Using this approach we have developed an active network of 500 champions around the world, whose objectives are to accelerate innovation daily. Members of the champion network are called upon by local teams to get ahead of shifting priorities and objectives as they arise on the horizon. Champions help teams identify problems and opportunities and, hopefully, find an innovative solution.


What would you say are the traits that really make for successful champions?

We have trained champions across dozens of cultures and in every region around the world. While what makes a great champion in parts of Asia may be slightly different than what works best in the northeast USA, in truth no place has “better” champions than another.

The best predictor of a successful champion is:

  • Have an entrepreneurial spirit, which comes down to a willingness to take risks.
  • Being a highly curious and inveterate problem solver.
  • Having a flair for facilitating and leading discussions and being active listeners.
  • The ability to become interested in other people’s challenges. Although we teach champions how to facilitate innovation regardless of content, it helps tremendously if they can become passionate about other people’s problems and helping to solve them.



Is there a role for actual entrepreneurs in your process?

Yes, definitely. Before even touching on the external aspect, within any large organization, you will inevitably come across many clandestine entrepreneurs. We constantly seek them out to work with our teams.

Going a step further, our group regularly collaborates with outside entrepreneurial networks and organizations. This is an essential ingredient to our success, as entrepreneurs not only bring a fresh perspective, but they also show us cutting edge approaches that we might otherwise miss within the walls of our organization. We extract, role model, and in some cases, emulate their mindsets and habits.


What is the role for higher level management in this process?

In any organization that has achieved a degree of maturity and stability, it is incredibly difficult to disrupt what has worked and made you successful. It takes a broad, sweeping shift in mindsets and perhaps capabilities as well. The support of executives is then crucial and no innovation initiative will go anywhere without total buy-in. Luckily, at Pfizer, our leadership have been committed to innovation early on, so getting complete support has not been an issue for us.


Is nurturing innovation different for executives than for front-line employees or your champions?

The short answer is that the experimenter’s mindset is just that—a mindset. Whether we are talking about an executive or a front-line employee, everyone needs to work with a “learner’s” (as opposed to a “knower’s”) mindset. A learner’s mindset is the ability to work from a thoughtful plan that encourages serialization of efforts, measurement, and some kind of learning loop. Thomas Edison hit the nail on the head by saying that his failures were even more valuable than his successes because of what he learned from them.
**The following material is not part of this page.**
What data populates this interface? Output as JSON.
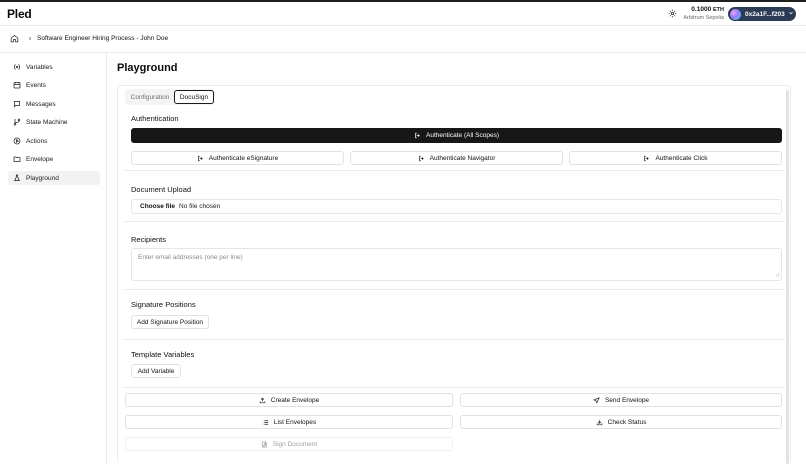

So whoever it is—everyone benefits when we embrace a learner’s mindset. It is this approach that paves the way for real and meaningful change.